EXERCISE: Give the records again exactly, with every character kept.

(Dataset excerpts)
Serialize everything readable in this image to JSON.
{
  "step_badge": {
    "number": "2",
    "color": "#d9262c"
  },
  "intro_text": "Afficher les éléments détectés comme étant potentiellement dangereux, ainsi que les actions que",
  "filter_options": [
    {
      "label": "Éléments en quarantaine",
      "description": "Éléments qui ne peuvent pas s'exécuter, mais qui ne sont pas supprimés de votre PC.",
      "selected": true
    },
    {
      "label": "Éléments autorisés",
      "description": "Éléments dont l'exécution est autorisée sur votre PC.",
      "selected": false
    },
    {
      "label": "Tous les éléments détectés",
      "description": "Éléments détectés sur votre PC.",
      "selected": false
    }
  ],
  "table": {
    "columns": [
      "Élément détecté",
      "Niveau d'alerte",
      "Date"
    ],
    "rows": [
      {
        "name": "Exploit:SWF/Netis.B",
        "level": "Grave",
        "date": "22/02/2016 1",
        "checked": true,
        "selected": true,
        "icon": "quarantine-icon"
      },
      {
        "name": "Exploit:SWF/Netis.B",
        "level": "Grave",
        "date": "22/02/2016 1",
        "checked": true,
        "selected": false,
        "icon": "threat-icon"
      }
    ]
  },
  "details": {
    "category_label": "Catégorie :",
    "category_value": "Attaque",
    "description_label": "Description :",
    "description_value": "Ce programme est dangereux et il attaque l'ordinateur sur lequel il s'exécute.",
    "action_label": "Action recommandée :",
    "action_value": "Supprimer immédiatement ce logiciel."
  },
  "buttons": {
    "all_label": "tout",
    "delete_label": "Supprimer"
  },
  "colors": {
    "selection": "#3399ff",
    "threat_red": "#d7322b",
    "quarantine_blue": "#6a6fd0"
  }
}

SOLUTION FOR THIS PROBLEM:
Serialize everything readable in this image to JSON.
{
  "step_badge": {
    "number": "2",
    "color": "#d9262c"
  },
  "intro_text": "Afficher les éléments détectés comme étant potentiellement dangereux, ainsi que les actions que",
  "filter_options": [
    {
      "label": "Éléments en quarantaine",
      "description": "Éléments qui ne peuvent pas s'exécuter, mais qui ne sont pas supprimés de votre PC.",
      "selected": true
    },
    {
      "label": "Éléments autorisés",
      "description": "Éléments dont l'exécution est autorisée sur votre PC.",
      "selected": false
    },
    {
      "label": "Tous les éléments détectés",
      "description": "Éléments détectés sur votre PC.",
      "selected": false
    }
  ],
  "table": {
    "columns": [
      "Élément détecté",
      "Niveau d'alerte",
      "Date"
    ],
    "rows": [
      {
        "name": "Exploit:SWF/Netis.B",
        "level": "Grave",
        "date": "22/02/2016 1",
        "checked": true,
        "selected": true,
        "icon": "quarantine-icon"
      },
      {
        "name": "Exploit:SWF/Netis.B",
        "level": "Grave",
        "date": "22/02/2016 1",
        "checked": true,
        "selected": false,
        "icon": "threat-icon"
      }
    ]
  },
  "details": {
    "category_label": "Catégorie :",
    "category_value": "Attaque",
    "description_label": "Description :",
    "description_value": "Ce programme est dangereux et il attaque l'ordinateur sur lequel il s'exécute.",
    "action_label": "Action recommandée :",
    "action_value": "Supprimer immédiatement ce logiciel."
  },
  "buttons": {
    "all_label": "tout",
    "delete_label": "Supprimer"
  },
  "colors": {
    "selection": "#3399ff",
    "threat_red": "#d7322b",
    "quarantine_blue": "#6a6fd0"
  }
}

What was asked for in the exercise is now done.